More definitively, a deeper shift involving Brazil’s governance of international engagements does seem to be taking place, and this will shape any future Africa relationship. The biggest signal of reform seems to have been introduced by the BNDES in 2013. Its due diligence process now includes a technical and risk assessment with projects marked as having a highest risk requiring an environmental assessment.
While this new process is not as rigorous as say World Bank assessments, having an environmental assessment is a step change for a bank previously seen as efficient but as focused on exports as opposed to the international projects to which they contributed. Such a change starts to complicate the idea of the no-conditions, horizontal ‘South-South’ development cooperation; rather than respecting another nation’s sovereignty to the extent of not scrutinising projects, checks and assessments will now be required. This direction may become entrenched by the greater attention given in Brazil to research of its international development cooperation.
The last three years has seen a number of NGOs including Conectas, journalists such as members of Publica and academics, in the CLEAR-FGV program and through the Rio-based BRICS policy centre, increasingly focus on the Brazil-Africa relationship. The increased scrutiny and debate it has brought will surely be healthy for the policy-making process, hopefully bringing a degree of accountability and oversight. Evidently this has implications for governments in Africa, perhaps placing more requirements on them, while hopefully ensuring that better development outcomes are delivered.

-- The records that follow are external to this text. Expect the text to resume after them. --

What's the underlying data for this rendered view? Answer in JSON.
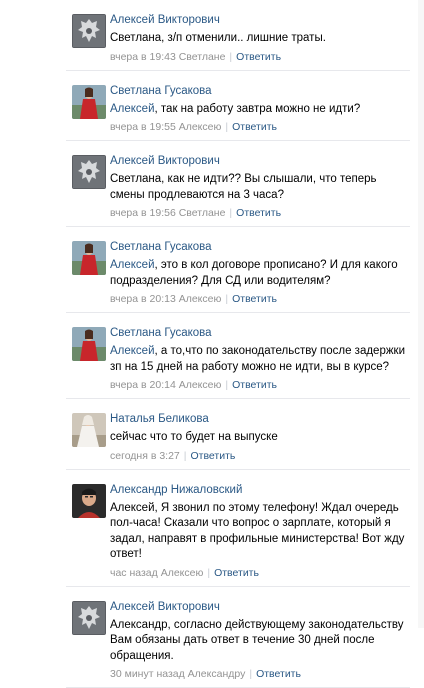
{
  "comments": [
    {
      "avatar": "coat-of-arms-avatar",
      "author": "Алексей Викторович",
      "mention": "",
      "text": "Светлана, з/п отменили.. лишние траты.",
      "meta": "вчера в 19:43 Светлане",
      "reply": "Ответить"
    },
    {
      "avatar": "woman-red-dress-avatar",
      "author": "Светлана Гусакова",
      "mention": "Алексей",
      "text": ", так на работу завтра можно не идти?",
      "meta": "вчера в 19:55 Алексею",
      "reply": "Ответить"
    },
    {
      "avatar": "coat-of-arms-avatar",
      "author": "Алексей Викторович",
      "mention": "",
      "text": "Светлана, как не идти?? Вы слышали, что теперь смены продлеваются на 3 часа?",
      "meta": "вчера в 19:56 Светлане",
      "reply": "Ответить"
    },
    {
      "avatar": "woman-red-dress-avatar",
      "author": "Светлана Гусакова",
      "mention": "Алексей",
      "text": ", это в кол договоре прописано? И для какого подразделения? Для СД или водителям?",
      "meta": "вчера в 20:13 Алексею",
      "reply": "Ответить"
    },
    {
      "avatar": "woman-red-dress-avatar",
      "author": "Светлана Гусакова",
      "mention": "Алексей",
      "text": ", а то,что по законодательству после задержки зп на 15 дней на работу можно не идти, вы в курсе?",
      "meta": "вчера в 20:14 Алексею",
      "reply": "Ответить"
    },
    {
      "avatar": "bride-avatar",
      "author": "Наталья Беликова",
      "mention": "",
      "text": "сейчас что то будет на выпуске",
      "meta": "сегодня в 3:27",
      "reply": "Ответить"
    },
    {
      "avatar": "man-portrait-avatar",
      "author": "Александр Нижаловский",
      "mention": "",
      "text": "Алексей, Я звонил по этому телефону! Ждал очередь пол-часа! Сказали что вопрос о зарплате, который я задал, направят в профильные министерства! Вот жду ответ!",
      "meta": "час назад Алексею",
      "reply": "Ответить"
    },
    {
      "avatar": "coat-of-arms-avatar",
      "author": "Алексей Викторович",
      "mention": "",
      "text": "Александр, согласно действующему законодательству Вам обязаны дать ответ в течение 30 дней после обращения.",
      "meta": "30 минут назад Александру",
      "reply": "Ответить"
    }
  ]
}
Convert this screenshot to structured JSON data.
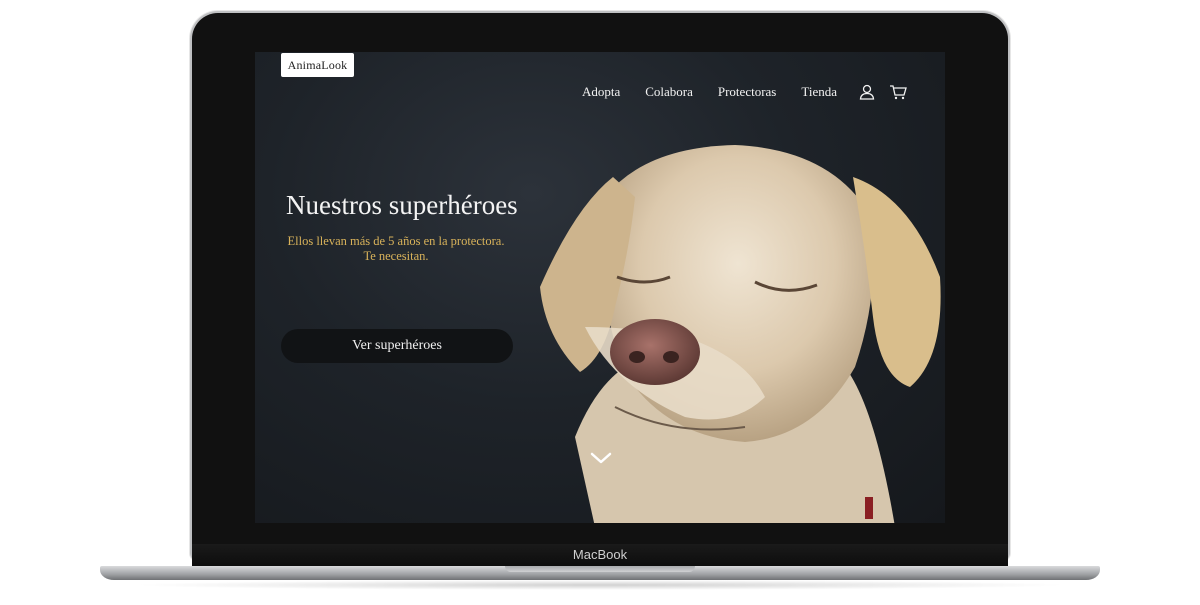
{
  "device": {
    "brand_label": "MacBook"
  },
  "site": {
    "logo_text": "AnimaLook",
    "nav": {
      "links": [
        "Adopta",
        "Colabora",
        "Protectoras",
        "Tienda"
      ],
      "icons": [
        "user-icon",
        "cart-icon"
      ]
    },
    "hero": {
      "title": "Nuestros superhéroes",
      "subtitle_line1": "Ellos llevan más de 5 años en la protectora.",
      "subtitle_line2": "Te necesitan.",
      "cta_label": "Ver superhéroes",
      "scroll_icon": "chevron-down-icon",
      "image": "labrador-dog-eyes-closed"
    },
    "colors": {
      "subtitle": "#d8b25a",
      "background": "#1e2329",
      "button": "#111315"
    }
  }
}
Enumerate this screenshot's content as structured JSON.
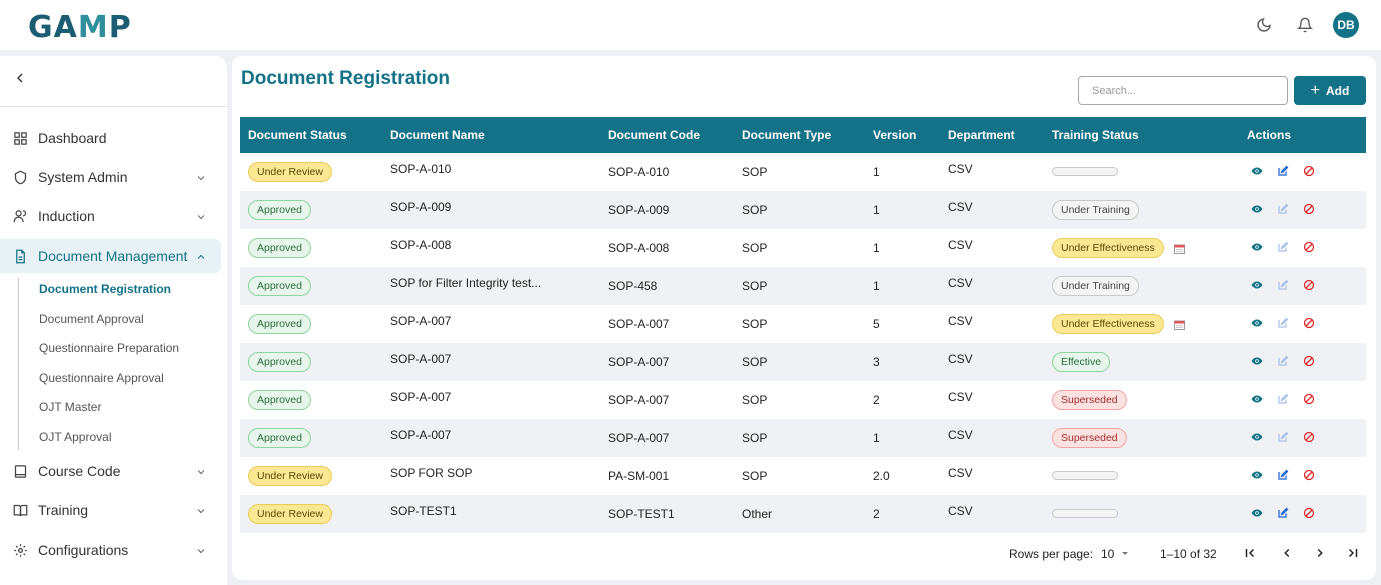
{
  "app": {
    "logo_main": "GA",
    "logo_accent": "M",
    "logo_end": "P",
    "user_initials": "DB"
  },
  "sidebar": {
    "items": [
      {
        "label": "Dashboard",
        "icon": "grid-icon"
      },
      {
        "label": "System Admin",
        "icon": "shield-icon"
      },
      {
        "label": "Induction",
        "icon": "users-icon"
      },
      {
        "label": "Document Management",
        "icon": "document-icon"
      },
      {
        "label": "Course Code",
        "icon": "book-icon"
      },
      {
        "label": "Training",
        "icon": "open-book-icon"
      },
      {
        "label": "Configurations",
        "icon": "gear-icon"
      }
    ],
    "sub_items": [
      "Document Registration",
      "Document Approval",
      "Questionnaire Preparation",
      "Questionnaire Approval",
      "OJT Master",
      "OJT Approval"
    ]
  },
  "main": {
    "title": "Document Registration",
    "search_placeholder": "Search...",
    "add_label": "Add"
  },
  "table": {
    "headers": [
      "Document Status",
      "Document Name",
      "Document Code",
      "Document Type",
      "Version",
      "Department",
      "Training Status",
      "Actions"
    ],
    "rows": [
      {
        "status": "Under Review",
        "name": "SOP-A-010",
        "code": "SOP-A-010",
        "type": "SOP",
        "version": "1",
        "dept": "CSV",
        "training": ""
      },
      {
        "status": "Approved",
        "name": "SOP-A-009",
        "code": "SOP-A-009",
        "type": "SOP",
        "version": "1",
        "dept": "CSV",
        "training": "Under Training"
      },
      {
        "status": "Approved",
        "name": "SOP-A-008",
        "code": "SOP-A-008",
        "type": "SOP",
        "version": "1",
        "dept": "CSV",
        "training": "Under Effectiveness"
      },
      {
        "status": "Approved",
        "name": "SOP for Filter Integrity test...",
        "code": "SOP-458",
        "type": "SOP",
        "version": "1",
        "dept": "CSV",
        "training": "Under Training"
      },
      {
        "status": "Approved",
        "name": "SOP-A-007",
        "code": "SOP-A-007",
        "type": "SOP",
        "version": "5",
        "dept": "CSV",
        "training": "Under Effectiveness"
      },
      {
        "status": "Approved",
        "name": "SOP-A-007",
        "code": "SOP-A-007",
        "type": "SOP",
        "version": "3",
        "dept": "CSV",
        "training": "Effective"
      },
      {
        "status": "Approved",
        "name": "SOP-A-007",
        "code": "SOP-A-007",
        "type": "SOP",
        "version": "2",
        "dept": "CSV",
        "training": "Superseded"
      },
      {
        "status": "Approved",
        "name": "SOP-A-007",
        "code": "SOP-A-007",
        "type": "SOP",
        "version": "1",
        "dept": "CSV",
        "training": "Superseded"
      },
      {
        "status": "Under Review",
        "name": "SOP FOR SOP",
        "code": "PA-SM-001",
        "type": "SOP",
        "version": "2.0",
        "dept": "CSV",
        "training": ""
      },
      {
        "status": "Under Review",
        "name": "SOP-TEST1",
        "code": "SOP-TEST1",
        "type": "Other",
        "version": "2",
        "dept": "CSV",
        "training": ""
      }
    ]
  },
  "pagination": {
    "rows_label": "Rows per page:",
    "rows_value": "10",
    "range": "1–10 of 32"
  },
  "colors": {
    "primary": "#137287",
    "review": "#fbe892",
    "approved": "#e6f6ea",
    "superseded": "#fde2e2",
    "delete": "#e02424"
  }
}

Regardless of the current political shifts underway in Brazil, the non-interventionary norms of south-south governance projects in Africa seem to be subtlety shifting.
This article originally appeared on Africa at LSE.
Note: the views expressed here are those of the authors alone and do not reflect the position of the London School of Economics and Political Science.